The last thing I ever wanted to do was to become dependent on social welfare. But things happen. I had to quit my job a few months ago because I needed to be with my daughter who had several health problems, so money was already scarce, then my estranged husband decided to cut the maintenance in half and I was left penniless.

As any mother would do, I got into protection mode and did everything possible to get some kind of income. While looking for jobs, I also signed on for social welfare in the hope it would keep me going.

Ireland has an extremely outdated signing-on system., the endless paperwork, the old fashioned standing in line, the grumpy people in the social welfare office, it was all very unpleasant to experience, but I took it on and went through it, because I had no choice.

Nothing, however had prepared me for the meeting with the social welfare inspector.

Of course, I do understand why an inspection could be necessary, especially since I noticed that in the social welfare office and the community office every document you produce is considered to be fake, and everything you say is considered a lie, even my birth certificate was looked at with suspicion. ( I had to point out to the lady in the SWO that ‘September’ in Dutch means ‘September’ in English. I keep forgetting that Anglophones find understanding other languages very difficult).

I went to the appointment with the inspector as instructed on a Monday at 12. I was a bit taken aback by the office doors that each had a lock and an entry code. What was going on?

The man, blond with little piercing blue eyes, let me into his office, as always I smiled and said hello. He didn’t smile back.

He took my file and looked through it, then he said ‘So are you going back home?’ I looked puzzled. He repeated ‘why don’t you go back home to your family?’. I then realised that by ‘home’ he meant Belgium.

I looked at him in disbelief. I said ‘I’ve been living here for 18 years, my children are Irish, why on earth would I go back to Belgium?’

Then he said ‘So I guess you’re not then’. ‘Because you are going to get money off the state here’ he shouted out loud with a menacing look on his face.

I was bewildered, from then on I knew this was not just a talk about what happened and about the steps I should take, etc. this was an interrogation. I had to keep telling myself I was in Ireland, land of the thousand welcomes. I have borne children here, I have paid taxes, I pay taxes every time I buy something, I pay road tax, I delivered very intelligent and talented children to this country, I organised charity events for Action Breast Cancer , I am a cultural ambassador for the Irish In Europe Association, promoting Irish businesses in Brussels, I did workshops with teenagers from disadvantaged backgrounds, I fundraised money for the local school, brought choirs to small churches in the country side and many more things. but here was a guy telling me I am taking money off the state and telling me I should go ‘home’.

That meeting lasted around an hour.
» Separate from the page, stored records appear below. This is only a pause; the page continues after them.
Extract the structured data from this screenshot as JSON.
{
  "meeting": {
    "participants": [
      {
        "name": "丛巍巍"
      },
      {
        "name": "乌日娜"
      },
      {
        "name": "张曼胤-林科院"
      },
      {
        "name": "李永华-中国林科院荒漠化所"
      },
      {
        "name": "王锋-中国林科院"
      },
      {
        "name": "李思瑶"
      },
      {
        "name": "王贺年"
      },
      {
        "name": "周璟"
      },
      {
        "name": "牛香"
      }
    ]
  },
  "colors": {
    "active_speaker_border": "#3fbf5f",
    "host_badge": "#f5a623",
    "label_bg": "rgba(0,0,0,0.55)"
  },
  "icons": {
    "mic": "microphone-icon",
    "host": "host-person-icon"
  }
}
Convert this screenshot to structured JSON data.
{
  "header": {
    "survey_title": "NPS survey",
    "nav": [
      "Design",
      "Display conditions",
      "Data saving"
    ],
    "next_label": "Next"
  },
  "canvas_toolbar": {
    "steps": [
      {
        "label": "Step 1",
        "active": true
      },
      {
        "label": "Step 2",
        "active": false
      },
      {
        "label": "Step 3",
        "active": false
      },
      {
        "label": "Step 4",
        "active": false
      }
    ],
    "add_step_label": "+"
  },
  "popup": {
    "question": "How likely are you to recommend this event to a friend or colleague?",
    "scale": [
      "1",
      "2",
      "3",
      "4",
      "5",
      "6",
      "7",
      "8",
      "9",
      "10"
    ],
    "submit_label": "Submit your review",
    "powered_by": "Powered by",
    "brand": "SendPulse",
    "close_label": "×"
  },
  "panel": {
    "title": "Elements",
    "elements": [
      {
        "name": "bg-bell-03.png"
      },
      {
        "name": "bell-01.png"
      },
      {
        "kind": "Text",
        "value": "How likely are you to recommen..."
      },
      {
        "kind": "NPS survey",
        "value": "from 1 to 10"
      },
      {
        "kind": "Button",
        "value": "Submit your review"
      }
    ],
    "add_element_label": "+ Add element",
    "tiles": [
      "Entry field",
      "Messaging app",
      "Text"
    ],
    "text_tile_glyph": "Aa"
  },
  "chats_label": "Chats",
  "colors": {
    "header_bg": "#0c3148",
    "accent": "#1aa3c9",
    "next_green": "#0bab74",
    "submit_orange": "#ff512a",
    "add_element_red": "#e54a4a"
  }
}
I was treated like a criminal all the way through, everything I said was either ridiculed or sneered at.

I could only think of one thing. What if I was black? What has this guy been saying to other people?

I did not sleep that night, I was completely traumatised. I made a complaint, we’ll see what happens.

I thought about the movies I saw, the books I read about the Magdalen sisters and the industrial schools, Angela’s Ashes and the way poor people were treated in the old days. It was always just fiction, but now I had experienced it myself, it is still happening.

I used to work in the employment office in Brussels, I met people like me, I also worked in prison for six years as a nurse. Never in my entire life have I treated anyone with such disrespect. I am totally disgusted.

I am in bad luck and working hard to get out of it. I am not taking social welfare because in the end I am not yet reaching the (very low) threshold for job seekers allowance, and the thought of ever having to see this man again, makes me sick. I think I’d rather go ‘home’ indeed.

Migrants in Ireland